### DIRECTIONS:
Show me each line of the listing below where the word "this" appears.
·····
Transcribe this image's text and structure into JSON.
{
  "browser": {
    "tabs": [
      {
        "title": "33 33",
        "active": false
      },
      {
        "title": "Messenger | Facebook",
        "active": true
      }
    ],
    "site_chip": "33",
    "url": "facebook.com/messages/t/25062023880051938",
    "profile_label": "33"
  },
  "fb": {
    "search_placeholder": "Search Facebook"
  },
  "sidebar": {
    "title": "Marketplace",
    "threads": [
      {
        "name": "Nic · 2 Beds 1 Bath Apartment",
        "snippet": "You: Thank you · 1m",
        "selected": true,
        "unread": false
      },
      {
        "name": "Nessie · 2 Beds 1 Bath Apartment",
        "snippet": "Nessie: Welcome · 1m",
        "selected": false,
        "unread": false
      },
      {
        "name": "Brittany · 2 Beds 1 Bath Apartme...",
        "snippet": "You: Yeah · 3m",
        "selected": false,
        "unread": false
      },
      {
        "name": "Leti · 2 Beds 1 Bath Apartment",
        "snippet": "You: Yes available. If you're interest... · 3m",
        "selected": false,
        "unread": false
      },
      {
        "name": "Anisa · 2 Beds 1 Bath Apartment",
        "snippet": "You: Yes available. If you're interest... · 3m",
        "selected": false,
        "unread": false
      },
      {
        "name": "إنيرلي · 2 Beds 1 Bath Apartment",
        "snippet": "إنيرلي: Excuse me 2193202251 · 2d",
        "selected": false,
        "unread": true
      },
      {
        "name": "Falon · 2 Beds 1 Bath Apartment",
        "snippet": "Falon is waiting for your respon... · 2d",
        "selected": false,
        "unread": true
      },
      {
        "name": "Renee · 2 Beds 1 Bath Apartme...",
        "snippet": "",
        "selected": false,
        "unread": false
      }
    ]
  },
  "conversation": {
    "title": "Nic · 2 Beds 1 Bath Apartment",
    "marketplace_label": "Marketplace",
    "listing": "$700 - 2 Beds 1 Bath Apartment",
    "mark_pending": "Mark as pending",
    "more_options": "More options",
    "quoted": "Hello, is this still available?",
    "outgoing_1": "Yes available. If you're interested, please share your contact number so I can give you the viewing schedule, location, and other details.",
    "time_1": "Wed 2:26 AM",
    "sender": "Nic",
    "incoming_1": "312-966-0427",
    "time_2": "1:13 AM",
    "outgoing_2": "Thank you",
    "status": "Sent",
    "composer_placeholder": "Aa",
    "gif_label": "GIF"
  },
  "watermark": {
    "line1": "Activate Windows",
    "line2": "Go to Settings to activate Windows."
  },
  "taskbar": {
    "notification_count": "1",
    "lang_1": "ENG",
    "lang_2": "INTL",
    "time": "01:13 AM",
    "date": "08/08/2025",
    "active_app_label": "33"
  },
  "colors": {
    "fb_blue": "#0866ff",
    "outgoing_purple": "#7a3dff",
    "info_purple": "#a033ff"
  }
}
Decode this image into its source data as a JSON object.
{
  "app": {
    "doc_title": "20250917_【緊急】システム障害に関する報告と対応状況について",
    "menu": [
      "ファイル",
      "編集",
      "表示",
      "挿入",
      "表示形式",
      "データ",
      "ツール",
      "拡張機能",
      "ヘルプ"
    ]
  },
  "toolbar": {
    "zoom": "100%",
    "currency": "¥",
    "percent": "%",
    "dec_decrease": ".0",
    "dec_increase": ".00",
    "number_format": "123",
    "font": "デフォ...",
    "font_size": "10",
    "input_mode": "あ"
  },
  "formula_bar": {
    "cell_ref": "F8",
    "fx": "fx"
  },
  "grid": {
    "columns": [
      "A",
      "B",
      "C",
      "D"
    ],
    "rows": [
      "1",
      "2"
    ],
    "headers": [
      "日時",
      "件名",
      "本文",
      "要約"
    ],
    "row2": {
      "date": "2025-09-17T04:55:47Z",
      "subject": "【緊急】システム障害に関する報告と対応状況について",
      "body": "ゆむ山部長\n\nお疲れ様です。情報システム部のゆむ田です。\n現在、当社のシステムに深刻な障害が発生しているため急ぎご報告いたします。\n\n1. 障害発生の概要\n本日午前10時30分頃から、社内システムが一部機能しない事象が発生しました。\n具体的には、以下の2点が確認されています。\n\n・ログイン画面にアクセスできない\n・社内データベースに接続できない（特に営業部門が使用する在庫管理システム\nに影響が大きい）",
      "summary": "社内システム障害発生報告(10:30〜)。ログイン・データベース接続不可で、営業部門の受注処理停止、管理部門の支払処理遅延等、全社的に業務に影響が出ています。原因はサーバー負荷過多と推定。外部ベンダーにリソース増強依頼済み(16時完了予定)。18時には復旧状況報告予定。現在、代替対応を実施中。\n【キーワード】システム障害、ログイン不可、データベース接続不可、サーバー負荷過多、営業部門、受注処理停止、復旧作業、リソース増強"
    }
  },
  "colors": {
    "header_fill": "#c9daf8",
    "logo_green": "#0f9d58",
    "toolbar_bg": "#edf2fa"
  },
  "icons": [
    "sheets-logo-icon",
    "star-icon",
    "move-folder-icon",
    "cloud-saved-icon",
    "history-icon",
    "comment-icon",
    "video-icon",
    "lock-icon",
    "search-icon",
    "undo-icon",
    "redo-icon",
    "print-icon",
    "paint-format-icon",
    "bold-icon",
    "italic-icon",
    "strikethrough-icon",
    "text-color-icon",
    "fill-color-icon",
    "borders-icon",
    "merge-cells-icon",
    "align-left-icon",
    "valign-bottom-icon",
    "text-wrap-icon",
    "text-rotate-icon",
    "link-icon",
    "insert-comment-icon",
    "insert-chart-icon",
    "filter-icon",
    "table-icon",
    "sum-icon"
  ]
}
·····
### FINAL ANSWER:
Transcribe this image's text and structure into JSON.
    "quoted": "Hello, is this still available?",
Decode this image into its source data as a JSON object.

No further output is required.